I think we all know Missouri's conservation future cannot be secured on the state's limited amount of publicly owned land. It's simple math: roughly 6 percent of the state's total acreage is public land versus 94 percent of the state that is in private hands. Given this ratio, Missouri's conservation management of public lands needs to be viewed as complimentary to conservation efforts on private lands. That's why the Conservation Commission recently moved to dramatically improve our efforts to increase and improve conservation efforts on private lands by approving the creation of a new Private Lands Services Program.

This bold, new approach, appropriate for a new millennium, shifts major amounts of manpower and funds from existing programs into a new Conservation Department section devoted entirely to private lands services. At the heart of this approach will be a cadre of private land conservationists living in local communities. They'll work with two to four county-sized district teams of specialists to deliver upon request conservation programs to private landowners large and small . With this new approach we hope to provide information, cost sharing and partnerships in a timely manner, and strengthen trust between landowners and the Conservation Department.

In the next three years we are going to contact 50,000 landowners one-on-one and more than 250,000 by mail or other methods. We'll be asking what we can provide to help them optimize their property's fish, wildlife and forestry habitats and its life forms. Our approach is designed to be flexible, dynamic, field-driven and team-oriented. The program will be long term and, as the Conservation Commission stated in approving the approach, failure is not an option!

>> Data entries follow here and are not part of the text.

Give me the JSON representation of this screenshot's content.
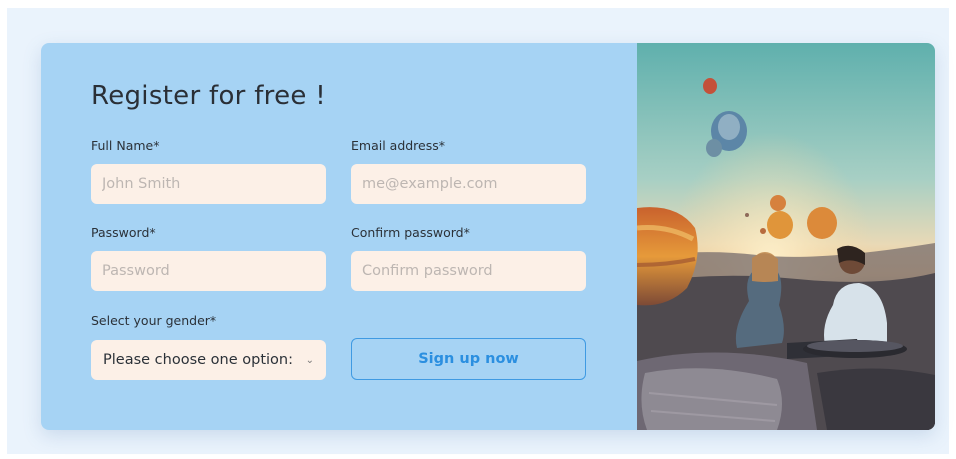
{
  "form": {
    "title": "Register for free !",
    "full_name": {
      "label": "Full Name*",
      "placeholder": "John Smith"
    },
    "email": {
      "label": "Email address*",
      "placeholder": "me@example.com"
    },
    "password": {
      "label": "Password*",
      "placeholder": "Password"
    },
    "confirm_password": {
      "label": "Confirm password*",
      "placeholder": "Confirm password"
    },
    "gender": {
      "label": "Select your gender*",
      "selected": "Please choose one option:",
      "icon": "chevron-down-icon"
    },
    "submit_label": "Sign up now"
  },
  "colors": {
    "form_background": "#a6d3f4",
    "input_background": "#fcf0e7",
    "button_accent": "#3f9ae2"
  }
}
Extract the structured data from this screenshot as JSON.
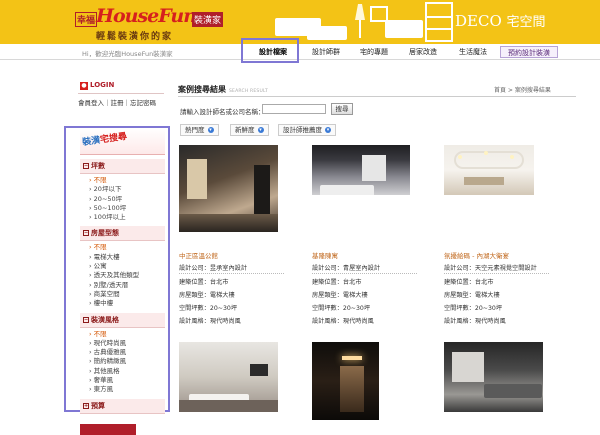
{
  "banner": {
    "logo_prefix": "幸福",
    "logo_main": "HouseFun",
    "logo_suffix": "裝潢家",
    "slogan": "輕鬆裝潢你的家",
    "deco_latin": "DECO",
    "deco_cn": "宅空間",
    "background_color": "#f3c316"
  },
  "nav": {
    "welcome": "Hi，歡迎光臨HouseFun裝潢家",
    "items": [
      "設計檔案",
      "設計師群",
      "宅的專題",
      "居家改造",
      "生活魔法",
      "預約設計裝潢"
    ],
    "active_index": 0
  },
  "login": {
    "title": "LOGIN",
    "links": "會員登入｜註冊｜忘記密碼"
  },
  "sidebar": {
    "title_a": "裝潢",
    "title_b": "宅搜尋",
    "categories": [
      {
        "label": "坪數",
        "items": [
          "不限",
          "20坪以下",
          "20~50坪",
          "50~100坪",
          "100坪以上"
        ],
        "selected": 0
      },
      {
        "label": "房屋型態",
        "items": [
          "不限",
          "電梯大樓",
          "公寓",
          "透天及其他類型",
          "別墅/透天厝",
          "商業空間",
          "樓中樓"
        ],
        "selected": 0
      },
      {
        "label": "裝潢風格",
        "items": [
          "不限",
          "現代時尚風",
          "古典優雅風",
          "簡約精緻風",
          "其他風格",
          "奢華風",
          "東方風"
        ],
        "selected": 0
      },
      {
        "label": "預算",
        "items": [],
        "selected": -1
      }
    ]
  },
  "main": {
    "title": "案例搜尋結果",
    "title_en": "SEARCH RESULT",
    "breadcrumb": "首頁 > 案例搜尋結果",
    "search_label": "請輸入設計師名或公司名稱：",
    "search_value": "",
    "search_button": "搜尋",
    "sort_buttons": [
      "熱門度",
      "新鮮度",
      "設計師推薦度"
    ]
  },
  "cases": [
    {
      "title": "中正區溫公館",
      "designer": "設計公司：昱承室內設計",
      "location": "建築位置：台北市",
      "type": "房屋類型：電梯大樓",
      "area": "空間坪數：20~30坪",
      "style": "設計風格：現代時尚風"
    },
    {
      "title": "基隆陳寓",
      "designer": "設計公司：青屋室內設計",
      "location": "建築位置：台北市",
      "type": "房屋類型：電梯大樓",
      "area": "空間坪數：20~30坪",
      "style": "設計風格：現代時尚風"
    },
    {
      "title": "氛擾絵碼 - 內湖大衛宴",
      "designer": "設計公司：天空元素視覺空間設計",
      "location": "建築位置：台北市",
      "type": "房屋類型：電梯大樓",
      "area": "空間坪數：20~30坪",
      "style": "設計風格：現代時尚風"
    }
  ]
}
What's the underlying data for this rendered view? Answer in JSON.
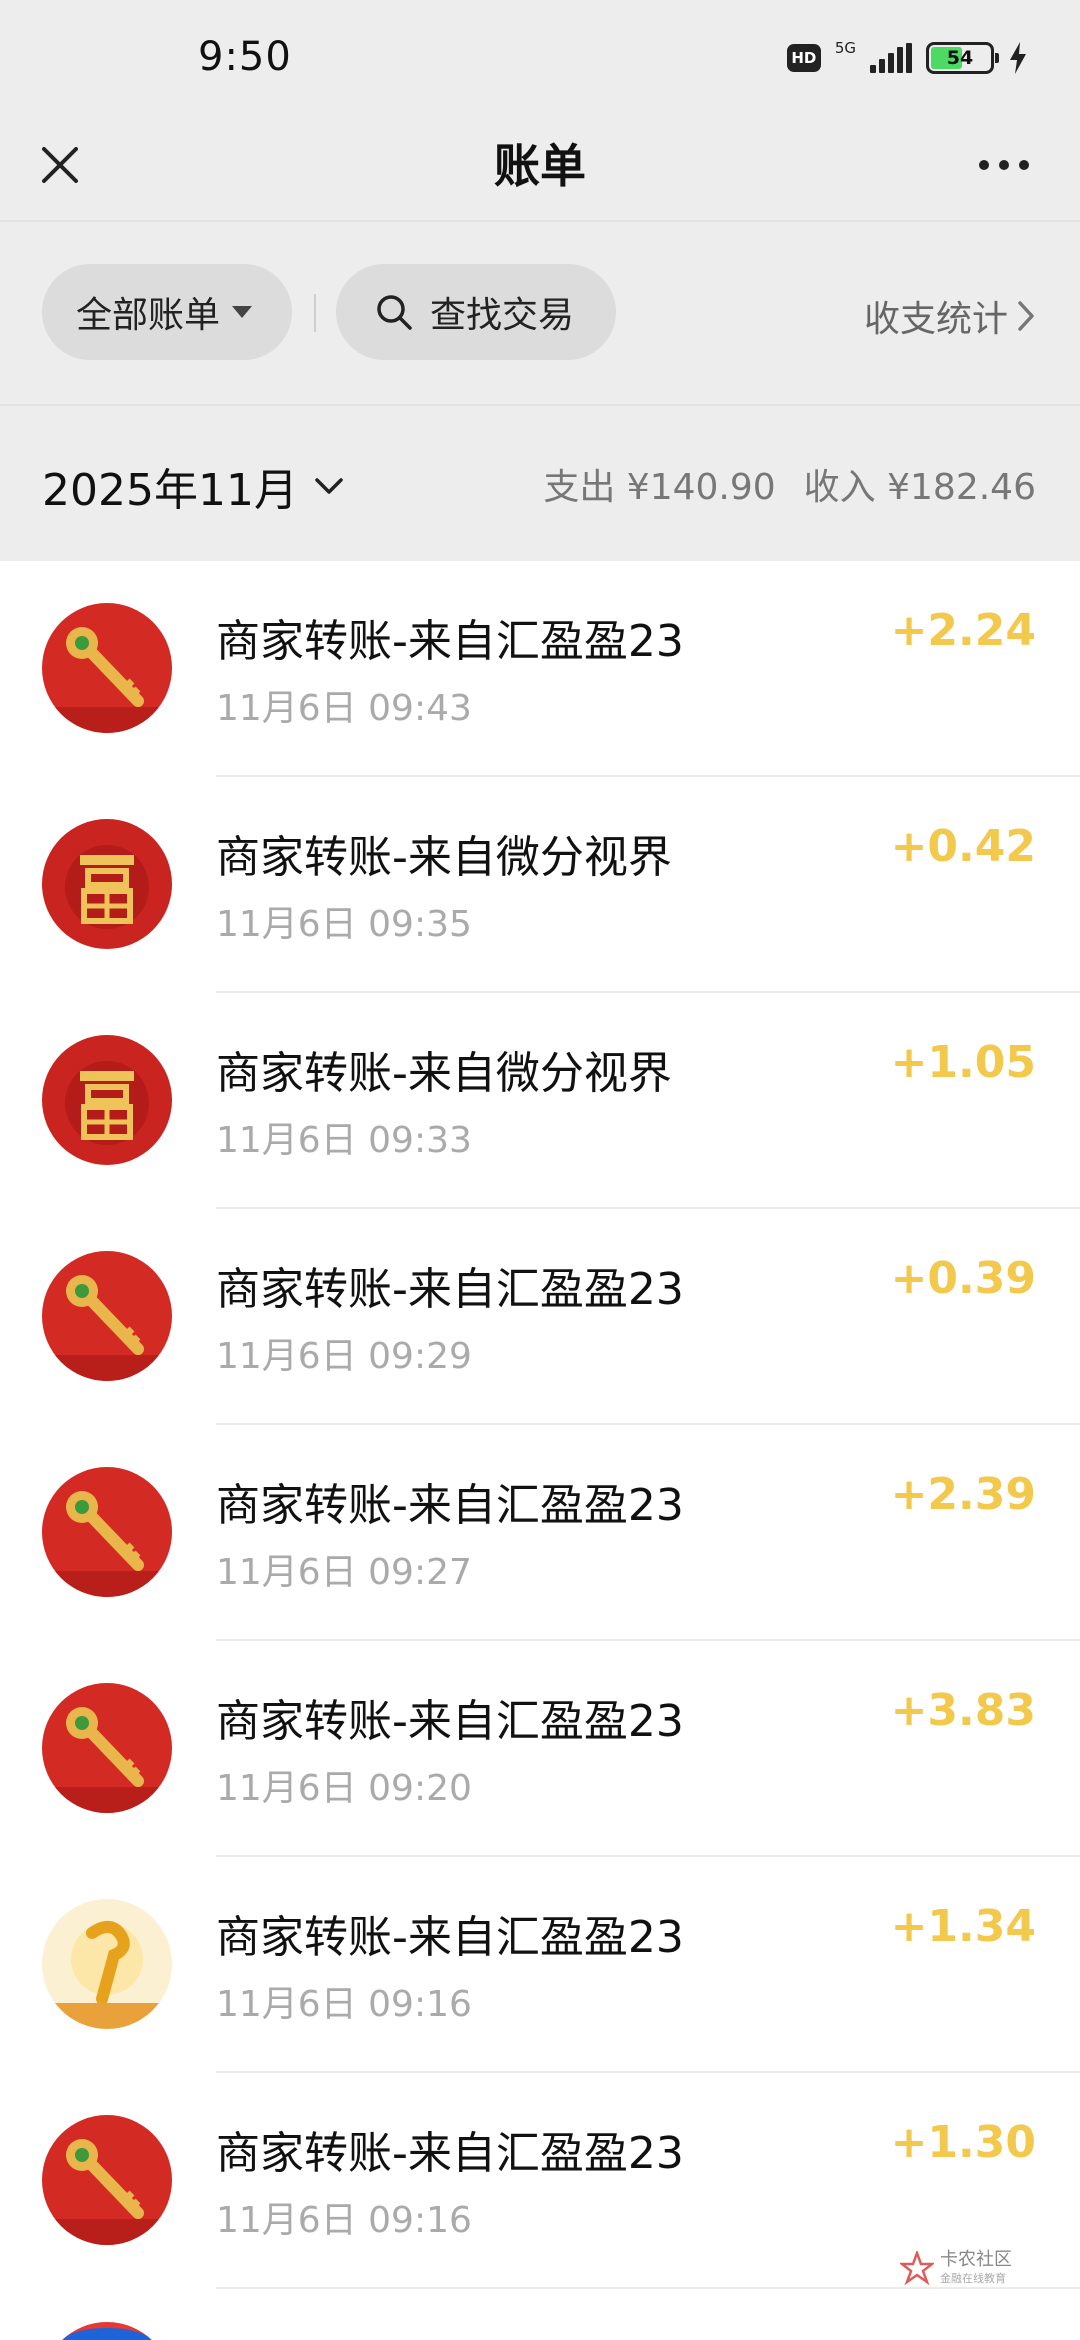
{
  "status_bar": {
    "time": "9:50",
    "hd_label": "HD",
    "network_label": "5G",
    "battery_percent": "54"
  },
  "nav": {
    "title": "账单"
  },
  "filters": {
    "all_bills_label": "全部账单",
    "search_label": "查找交易",
    "stats_label": "收支统计"
  },
  "month_summary": {
    "month_label": "2025年11月",
    "expense_text": "支出 ¥140.90",
    "income_text": "收入 ¥182.46"
  },
  "transactions": [
    {
      "title": "商家转账-来自汇盈盈23",
      "time": "11月6日 09:43",
      "amount": "+2.24",
      "avatar": "key-red-avatar-icon"
    },
    {
      "title": "商家转账-来自微分视界",
      "time": "11月6日 09:35",
      "amount": "+0.42",
      "avatar": "fu-character-avatar-icon"
    },
    {
      "title": "商家转账-来自微分视界",
      "time": "11月6日 09:33",
      "amount": "+1.05",
      "avatar": "fu-character-avatar-icon"
    },
    {
      "title": "商家转账-来自汇盈盈23",
      "time": "11月6日 09:29",
      "amount": "+0.39",
      "avatar": "key-red-avatar-icon"
    },
    {
      "title": "商家转账-来自汇盈盈23",
      "time": "11月6日 09:27",
      "amount": "+2.39",
      "avatar": "key-red-avatar-icon"
    },
    {
      "title": "商家转账-来自汇盈盈23",
      "time": "11月6日 09:20",
      "amount": "+3.83",
      "avatar": "key-red-avatar-icon"
    },
    {
      "title": "商家转账-来自汇盈盈23",
      "time": "11月6日 09:16",
      "amount": "+1.34",
      "avatar": "ruyi-light-avatar-icon"
    },
    {
      "title": "商家转账-来自汇盈盈23",
      "time": "11月6日 09:16",
      "amount": "+1.30",
      "avatar": "key-red-avatar-icon"
    }
  ],
  "watermark": {
    "title": "卡农社区",
    "subtitle": "金融在线教育"
  },
  "colors": {
    "amount": "#f2c94c",
    "background": "#ededed",
    "list_background": "#ffffff"
  }
}
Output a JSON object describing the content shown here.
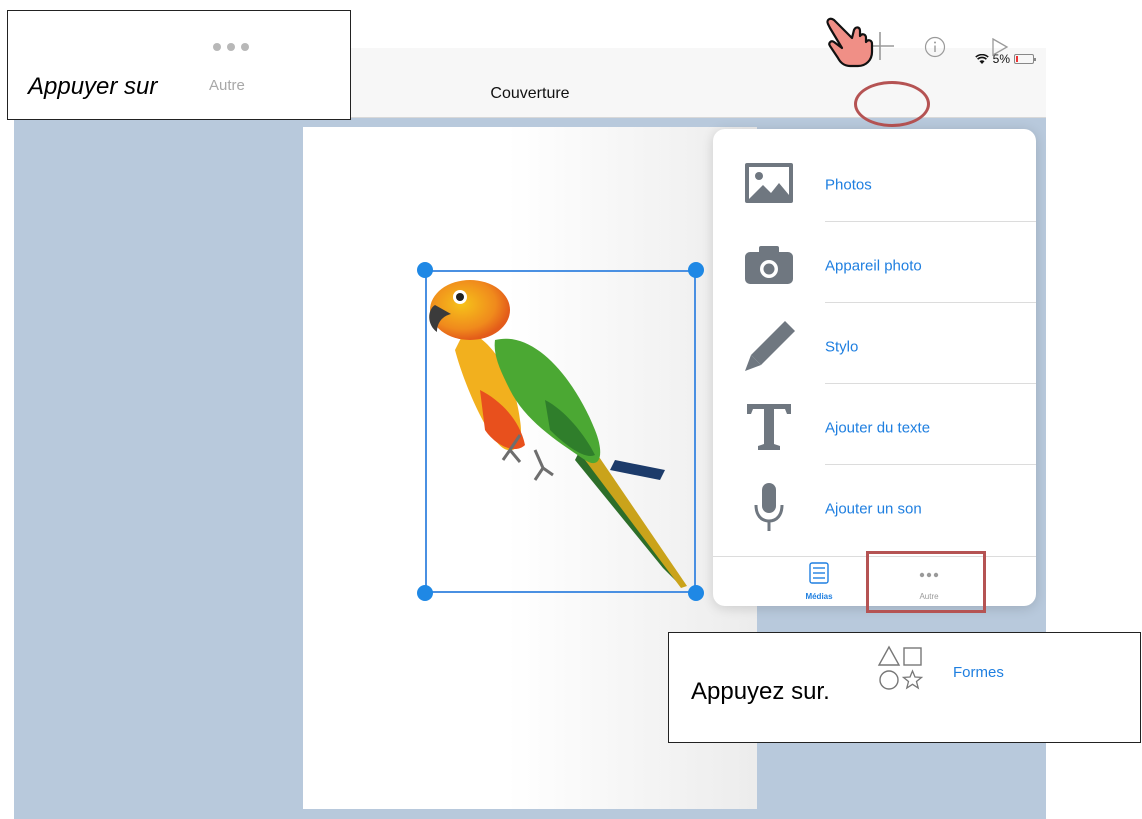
{
  "status_bar": {
    "battery": "5%"
  },
  "nav": {
    "title": "Couverture"
  },
  "popover": {
    "items": [
      {
        "label": "Photos",
        "icon": "photos-icon"
      },
      {
        "label": "Appareil photo",
        "icon": "camera-icon"
      },
      {
        "label": "Stylo",
        "icon": "pen-icon"
      },
      {
        "label": "Ajouter du texte",
        "icon": "text-icon"
      },
      {
        "label": "Ajouter un son",
        "icon": "microphone-icon"
      }
    ],
    "tabs": [
      {
        "label": "Médias",
        "icon": "list-icon",
        "selected": true
      },
      {
        "label": "Autre",
        "icon": "more-icon",
        "selected": false
      }
    ]
  },
  "callout_top": {
    "text": "Appuyer sur",
    "button_label": "Autre"
  },
  "callout_bottom": {
    "text": "Appuyez sur.",
    "shapes_label": "Formes"
  },
  "colors": {
    "accent": "#1f7fe0",
    "highlight": "#b55353",
    "canvas_bg": "#b8c9dc",
    "selection": "#4a90e2"
  }
}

Right now plans are to have trained personnel with toolkits of assistance in their assigned local areas no later than July 1.

If you are one of Missouri's landowners and have ideas for your property to protect or enhance its natural resources, we need to sit down and talk—or better yet, meet on the ground and work together. We are committed to working hard to overcome any doubts you might have about red tape or government interference with your property rights. Our program is simply designed to cooperate for everyone's benefit. Give us a little time to get going before you call, but put on your thinking cap in the meantime.

Ultimately, we are all shaped by the land we share and depend on for subsistence and inspiration. While the Conservation Department is proud of its present and past cooperative actions on private lands, it's simply been a case of not being able to commit enough of our resources. The new Private Lands Services Program will be a giant step forward in preserving the natural heritage we have and improving it for future generations.

Jerry Conley, Director

This Issue's Staff

Editor - Tom Cwynar
Assistant Editor - Charlotte Overby
Managing Editor - Jim Auckley
Art Editor - Dickson Stauffer
Designer - Tracy Ritter
Artist - Dave Besenger
Artist - Mark Raithel
Photographer - Jim Rathert
Photographer - Cliff White
Staff Writer - Jim Low
Staff Writer - Joan McKee
Composition - Libby Bode Block
Circulation - Bertha Bainer